You can count on one hand (with room the spare) the number of times Verstappen has had a car that’s potentially capable of pole position. Sometimes – like Monaco last year – he bottled it. Other times – Singapore last year – his car had issues. And others, like in Mexico, his teammate pinched it from him at the last moment.
Today, at the Hungaroring, he finally achieved it, having already won seven races in his career. That equals Jackie Stewart’s record, who also won seven races before taking his first pole position.
Verstappen looked strong throughout the session and his first run in Q3 was a good couple of tenths quicker than the chasing pack. On his second run, he found another few tenths – and he needed to. Bottas also put in a stonking lap to come within a couple of hundredths of pipping Verstappen, joining him on the front row and outqualifying Lewis Hamilton in the process.

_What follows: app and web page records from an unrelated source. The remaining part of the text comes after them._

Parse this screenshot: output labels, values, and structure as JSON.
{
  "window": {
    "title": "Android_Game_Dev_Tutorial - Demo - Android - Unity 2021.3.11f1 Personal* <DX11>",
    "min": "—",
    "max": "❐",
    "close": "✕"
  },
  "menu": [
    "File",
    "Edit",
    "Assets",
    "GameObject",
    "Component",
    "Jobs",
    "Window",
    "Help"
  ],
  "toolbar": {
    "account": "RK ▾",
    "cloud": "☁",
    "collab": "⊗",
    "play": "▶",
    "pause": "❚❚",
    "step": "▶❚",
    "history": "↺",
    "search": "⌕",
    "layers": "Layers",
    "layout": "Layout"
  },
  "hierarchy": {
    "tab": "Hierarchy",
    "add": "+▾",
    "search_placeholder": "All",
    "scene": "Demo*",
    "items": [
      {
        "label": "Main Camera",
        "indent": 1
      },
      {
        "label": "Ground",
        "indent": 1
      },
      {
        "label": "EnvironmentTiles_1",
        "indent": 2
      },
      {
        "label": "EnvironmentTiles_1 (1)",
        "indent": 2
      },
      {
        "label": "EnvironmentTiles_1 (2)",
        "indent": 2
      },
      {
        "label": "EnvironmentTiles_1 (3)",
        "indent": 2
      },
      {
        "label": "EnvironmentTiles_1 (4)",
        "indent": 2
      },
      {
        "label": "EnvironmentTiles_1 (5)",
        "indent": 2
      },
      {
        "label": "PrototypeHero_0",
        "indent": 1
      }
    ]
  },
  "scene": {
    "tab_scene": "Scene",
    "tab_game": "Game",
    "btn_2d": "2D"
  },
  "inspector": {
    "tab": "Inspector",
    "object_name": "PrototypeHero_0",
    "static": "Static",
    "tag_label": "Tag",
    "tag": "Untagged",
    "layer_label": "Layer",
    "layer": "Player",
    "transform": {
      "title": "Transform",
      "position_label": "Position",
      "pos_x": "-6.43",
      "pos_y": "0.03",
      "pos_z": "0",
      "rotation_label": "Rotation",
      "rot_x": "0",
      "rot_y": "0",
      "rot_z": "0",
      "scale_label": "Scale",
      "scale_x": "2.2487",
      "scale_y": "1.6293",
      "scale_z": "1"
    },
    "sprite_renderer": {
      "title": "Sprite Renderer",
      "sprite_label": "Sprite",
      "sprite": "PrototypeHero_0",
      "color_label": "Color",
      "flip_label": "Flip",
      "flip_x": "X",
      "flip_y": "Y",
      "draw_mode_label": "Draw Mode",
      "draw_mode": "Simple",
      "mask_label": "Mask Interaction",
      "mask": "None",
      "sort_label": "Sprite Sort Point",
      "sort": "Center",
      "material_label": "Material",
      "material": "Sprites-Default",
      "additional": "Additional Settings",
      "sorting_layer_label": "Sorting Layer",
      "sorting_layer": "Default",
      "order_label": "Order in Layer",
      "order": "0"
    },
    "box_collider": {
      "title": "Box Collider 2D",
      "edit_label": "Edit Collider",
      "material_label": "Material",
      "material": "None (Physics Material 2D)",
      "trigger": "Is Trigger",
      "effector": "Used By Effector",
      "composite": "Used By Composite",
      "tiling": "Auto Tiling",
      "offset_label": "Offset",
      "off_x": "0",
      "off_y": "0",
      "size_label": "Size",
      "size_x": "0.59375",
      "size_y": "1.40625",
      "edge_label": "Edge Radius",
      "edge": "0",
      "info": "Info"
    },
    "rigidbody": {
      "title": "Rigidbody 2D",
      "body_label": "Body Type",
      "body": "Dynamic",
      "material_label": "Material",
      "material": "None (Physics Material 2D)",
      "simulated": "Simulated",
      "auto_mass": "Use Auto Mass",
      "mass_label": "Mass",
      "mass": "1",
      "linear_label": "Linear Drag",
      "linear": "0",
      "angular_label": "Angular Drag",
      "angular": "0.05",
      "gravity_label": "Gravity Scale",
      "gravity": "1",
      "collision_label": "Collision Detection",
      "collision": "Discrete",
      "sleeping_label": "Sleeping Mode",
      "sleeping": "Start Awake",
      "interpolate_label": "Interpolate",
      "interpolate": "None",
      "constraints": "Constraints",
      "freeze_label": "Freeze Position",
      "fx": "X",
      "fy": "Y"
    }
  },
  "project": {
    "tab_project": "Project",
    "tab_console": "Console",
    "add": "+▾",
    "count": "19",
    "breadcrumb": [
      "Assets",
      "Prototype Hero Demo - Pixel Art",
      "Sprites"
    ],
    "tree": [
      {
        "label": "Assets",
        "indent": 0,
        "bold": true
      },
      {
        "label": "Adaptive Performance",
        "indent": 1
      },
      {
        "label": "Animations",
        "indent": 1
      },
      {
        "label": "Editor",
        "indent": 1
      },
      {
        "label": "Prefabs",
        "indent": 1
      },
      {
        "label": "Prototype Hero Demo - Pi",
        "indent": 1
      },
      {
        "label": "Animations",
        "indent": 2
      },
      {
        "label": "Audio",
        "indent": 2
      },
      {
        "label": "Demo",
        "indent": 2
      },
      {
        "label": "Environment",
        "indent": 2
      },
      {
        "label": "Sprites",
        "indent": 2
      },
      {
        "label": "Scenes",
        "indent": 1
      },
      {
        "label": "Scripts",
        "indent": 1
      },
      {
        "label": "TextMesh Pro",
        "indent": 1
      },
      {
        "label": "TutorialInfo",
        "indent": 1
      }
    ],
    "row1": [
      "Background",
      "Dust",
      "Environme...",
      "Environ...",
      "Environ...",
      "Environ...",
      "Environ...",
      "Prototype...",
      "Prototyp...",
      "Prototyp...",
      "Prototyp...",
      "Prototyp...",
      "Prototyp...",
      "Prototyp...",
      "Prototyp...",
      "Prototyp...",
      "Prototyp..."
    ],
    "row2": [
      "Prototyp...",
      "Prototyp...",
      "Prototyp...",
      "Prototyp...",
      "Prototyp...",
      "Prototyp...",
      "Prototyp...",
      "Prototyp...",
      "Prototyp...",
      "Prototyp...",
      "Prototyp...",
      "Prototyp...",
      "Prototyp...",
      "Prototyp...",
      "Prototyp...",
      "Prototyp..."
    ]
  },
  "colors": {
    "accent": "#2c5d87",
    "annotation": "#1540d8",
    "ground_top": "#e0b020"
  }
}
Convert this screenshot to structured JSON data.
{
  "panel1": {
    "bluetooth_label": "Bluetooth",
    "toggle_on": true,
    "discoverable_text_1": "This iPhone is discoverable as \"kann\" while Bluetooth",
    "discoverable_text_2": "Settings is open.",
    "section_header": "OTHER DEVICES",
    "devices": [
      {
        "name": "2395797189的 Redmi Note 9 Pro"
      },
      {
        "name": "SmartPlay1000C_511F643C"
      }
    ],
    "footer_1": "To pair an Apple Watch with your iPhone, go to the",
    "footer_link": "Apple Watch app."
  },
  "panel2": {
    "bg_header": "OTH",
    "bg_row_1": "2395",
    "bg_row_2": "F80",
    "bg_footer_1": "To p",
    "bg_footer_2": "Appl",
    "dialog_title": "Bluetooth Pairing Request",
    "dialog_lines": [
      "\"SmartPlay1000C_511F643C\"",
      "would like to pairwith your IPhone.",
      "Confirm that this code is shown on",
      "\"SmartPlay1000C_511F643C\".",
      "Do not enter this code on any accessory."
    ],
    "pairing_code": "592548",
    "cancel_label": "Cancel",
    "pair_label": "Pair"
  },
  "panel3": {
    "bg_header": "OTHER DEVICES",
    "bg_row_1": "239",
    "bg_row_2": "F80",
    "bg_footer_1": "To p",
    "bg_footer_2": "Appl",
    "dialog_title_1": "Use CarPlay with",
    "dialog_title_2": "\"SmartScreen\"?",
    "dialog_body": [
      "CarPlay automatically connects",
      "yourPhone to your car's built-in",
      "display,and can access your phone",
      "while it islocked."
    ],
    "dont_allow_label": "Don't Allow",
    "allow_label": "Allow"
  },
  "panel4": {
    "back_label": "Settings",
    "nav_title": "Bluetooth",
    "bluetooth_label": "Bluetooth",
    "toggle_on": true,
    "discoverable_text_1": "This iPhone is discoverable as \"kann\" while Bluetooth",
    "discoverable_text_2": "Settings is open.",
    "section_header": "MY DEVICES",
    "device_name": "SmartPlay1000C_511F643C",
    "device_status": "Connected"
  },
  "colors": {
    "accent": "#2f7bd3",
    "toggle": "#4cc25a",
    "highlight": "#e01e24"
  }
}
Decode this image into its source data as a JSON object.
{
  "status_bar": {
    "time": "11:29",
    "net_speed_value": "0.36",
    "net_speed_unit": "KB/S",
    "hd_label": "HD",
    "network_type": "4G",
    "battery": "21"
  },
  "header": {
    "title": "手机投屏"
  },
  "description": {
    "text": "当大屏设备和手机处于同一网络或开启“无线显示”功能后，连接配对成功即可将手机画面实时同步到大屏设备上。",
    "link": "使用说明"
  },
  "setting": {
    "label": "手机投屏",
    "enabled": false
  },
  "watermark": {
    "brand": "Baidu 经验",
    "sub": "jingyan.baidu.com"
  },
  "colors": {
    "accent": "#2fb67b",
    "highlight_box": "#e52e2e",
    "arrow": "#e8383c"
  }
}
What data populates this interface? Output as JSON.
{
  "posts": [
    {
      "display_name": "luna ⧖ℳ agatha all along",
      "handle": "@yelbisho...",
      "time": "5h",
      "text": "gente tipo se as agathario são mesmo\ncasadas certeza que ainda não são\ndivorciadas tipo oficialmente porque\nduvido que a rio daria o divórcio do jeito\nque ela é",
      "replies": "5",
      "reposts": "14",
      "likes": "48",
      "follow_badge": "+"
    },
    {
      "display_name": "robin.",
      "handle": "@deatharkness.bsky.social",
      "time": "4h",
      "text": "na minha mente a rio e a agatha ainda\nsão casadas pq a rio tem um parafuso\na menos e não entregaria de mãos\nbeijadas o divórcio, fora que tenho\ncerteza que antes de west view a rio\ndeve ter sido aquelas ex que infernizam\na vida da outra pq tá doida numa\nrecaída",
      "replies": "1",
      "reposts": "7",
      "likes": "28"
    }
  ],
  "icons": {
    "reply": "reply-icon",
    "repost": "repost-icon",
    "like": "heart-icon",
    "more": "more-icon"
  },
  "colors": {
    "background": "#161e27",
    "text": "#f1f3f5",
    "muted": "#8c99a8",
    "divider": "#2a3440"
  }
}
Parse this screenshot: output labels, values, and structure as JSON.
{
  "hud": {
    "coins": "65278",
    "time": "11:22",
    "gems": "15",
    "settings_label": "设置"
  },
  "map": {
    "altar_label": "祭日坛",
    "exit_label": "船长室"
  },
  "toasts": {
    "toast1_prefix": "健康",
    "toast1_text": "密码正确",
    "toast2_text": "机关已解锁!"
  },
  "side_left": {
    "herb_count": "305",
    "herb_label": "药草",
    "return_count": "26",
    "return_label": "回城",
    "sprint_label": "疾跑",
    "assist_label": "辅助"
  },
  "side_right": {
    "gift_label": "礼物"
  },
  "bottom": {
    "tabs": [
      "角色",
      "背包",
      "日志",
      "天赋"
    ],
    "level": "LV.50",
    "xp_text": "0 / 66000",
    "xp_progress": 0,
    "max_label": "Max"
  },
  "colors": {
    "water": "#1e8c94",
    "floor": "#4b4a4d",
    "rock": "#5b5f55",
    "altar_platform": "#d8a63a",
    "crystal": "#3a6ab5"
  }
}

The Ferrari’s didn’t really have an answer for their rivals. Charles Leclerc almost ruined his weekend when he hit the wall in Q1 and damaged the rear wing but fortunately, the team was able to repair the damage in time for Q2. He recovered nicely to edge out Sebastian Vettel and although their overall lap time was slower, the Ferrari was comfortably the quickest car in the first sector – in other words, the part of the lap where overtaking is at least slightly possible. Pierre Gasly was a distant sixth, almost nine-tenths slower than his teammate. Ouch…
McLaren’s good form continued as Lando Norris took best-of-the-rest honours ahead of Carlos Sainz, with Romain Grosjean doing a super job to get into Q3 and qualify ninth ahead of Kimi Raikkonen.
Alongside Verstappen, perhaps the best qualifying effort of the whole day has to go to George Russell. On a weekend where Williams seems slightly less rubbish than usual thanks to some updates, he didn’t just manage to get close to some other cars, he actually outqualified three of them (and his teammate by a whopping 1.3 seconds) and was just half-a-tenth away from making it into Q2.
After Monaco, pole position is probably more important at the Hungaroring than any other circuit. If Max can hold his lead down to the first corner he’ll be tough to beat, but that’s easier said than done as his starts lately have barely been acceptable, let alone good. Then again, whenever he does make a bad start he seems to win anyway…
Can he make it three wins from four races? Can Bottas do his chances of keeping his Mercedes seat a favour by challenging him? Will the Ferrari be more of a threat in the race than they were in qualifying? And if Verstappen does win, will we have to starting thinking about him as a potential championship contender?